Today, a major focus of recycling initiatives is focusing on plastics.
Forty percent of all plastics manufactured these days is for packaging, most of it disposed of within minutes after opening it. Globally, just 9% of plastics get recycled. Both waste and production are on the rise: Present-day, 276 million metric tonnes of plastics are being produced annually and will reach 600 million metric tonnes in 2040. It is projected that in 2040 only 14% will be recycled.
Those are abstract numbers. Often it helps to make issues visually alive, like in the video below. It illustrates one issue that humans have on our planet by showing the impact of plastic bottles. Do you have a clue how many plastic bottles are produced globally and what that number looks like in real time, second by second? You’ll be stunned.
Additionally there is a destructive symbiotic relationship between the beverage and fashion industries. Brands are marketing recycled polyester clothes with sustainability as their USP to consumers, who think that they buy new clothes made from recycled old clothes. But recycled polyester is not made from polyester fabric, it is made from single-use PET bottles. This confuses the ordinary consumers outside of the fashion sustainability bubble, as typically the common understanding of the word polyester is a type of fabric and not a plastic.

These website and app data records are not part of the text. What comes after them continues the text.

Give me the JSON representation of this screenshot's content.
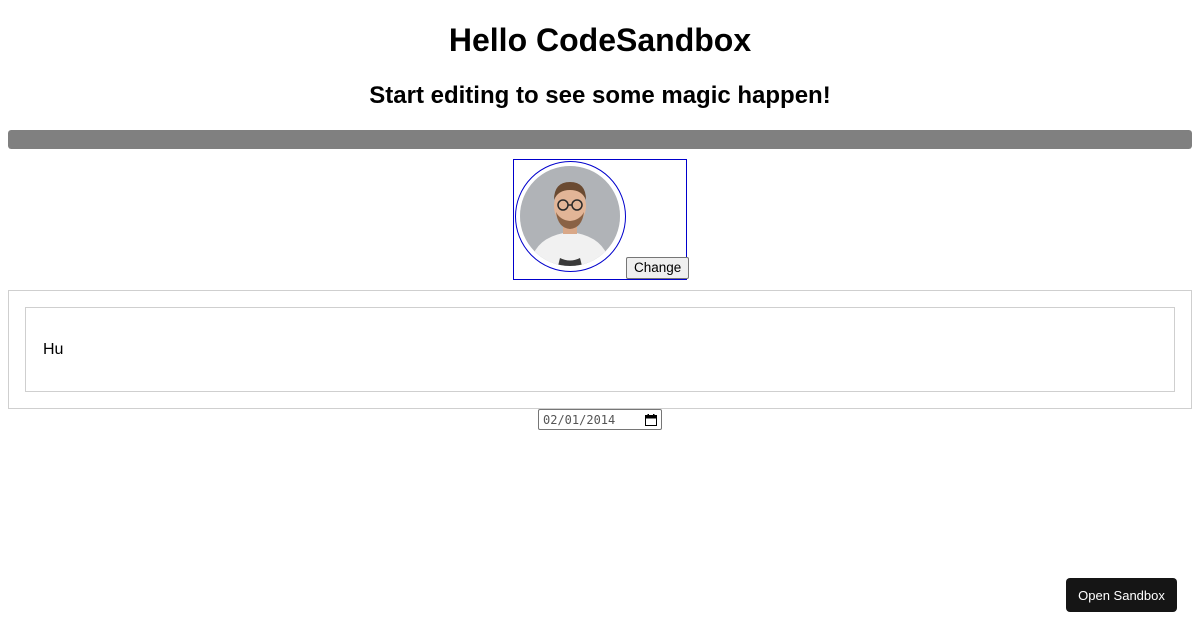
{
  "header": {
    "title": "Hello CodeSandbox",
    "subtitle": "Start editing to see some magic happen!"
  },
  "progress": {
    "value_percent": 100,
    "fill_color": "#808080"
  },
  "avatar": {
    "change_label": "Change",
    "border_color": "#0000cc"
  },
  "card": {
    "text": "Hu"
  },
  "date_field": {
    "value": "02/01/2014",
    "icon": "calendar-icon"
  },
  "footer": {
    "open_sandbox_label": "Open Sandbox"
  }
}
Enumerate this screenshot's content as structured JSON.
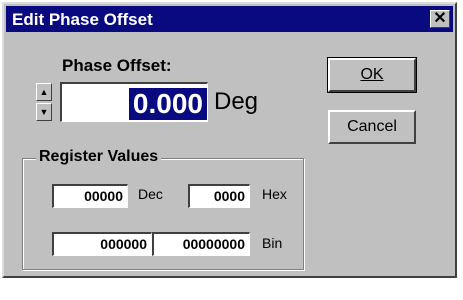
{
  "window": {
    "title": "Edit Phase Offset",
    "close_glyph": "✕"
  },
  "phase": {
    "label": "Phase Offset:",
    "value": "0.000",
    "unit": "Deg",
    "spin_up_icon": "triangle-up",
    "spin_down_icon": "triangle-down"
  },
  "buttons": {
    "ok": "OK",
    "cancel": "Cancel"
  },
  "register": {
    "title": "Register Values",
    "dec_value": "00000",
    "dec_label": "Dec",
    "hex_value": "0000",
    "hex_label": "Hex",
    "bin_high": "000000",
    "bin_low": "00000000",
    "bin_label": "Bin"
  },
  "colors": {
    "title_bar": "#0a0a80",
    "face": "#c0c0c0",
    "selection": "#0a0a80"
  }
}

The demand for recycled polyester goes hand-in-hand with a dependence on single-use PET bottles. This is paradoxical, as the target customers for recycled polyester are eco-conscious consumers, who may have a dislike for single-use plastics and try to avoid them.
Once PET bottles are taken as feedstock for clothing, they head into a dead end. Because the polyester is bound in these clothes and cannot be recycled. There is currently no technology scaled up enough to take these fabrics and return them to virgin quality polyester so they can be used again. The value of the material is stuck in the clothing. And once it has reached its end-of-life, it will end up in landfill. This will only change when sufficient numbers of molecular recycling technologies are scaled up.
To round this up, here are a few more staggering numbers. Coke alone produces over 120 billion single use plastic bottles each year. In 2018 the recycling rate of PET bottles in Norway was 97 percent, making it a world leader in recycling. In comparison, the recycling rate of these plastic bottles in the United States was just 29 percent. In the European Union it was 58% and in India 80%.
The beverage and fashion industry compete with one another on a limited resource and only one industry can keep that plastic circulating: the beverage industry.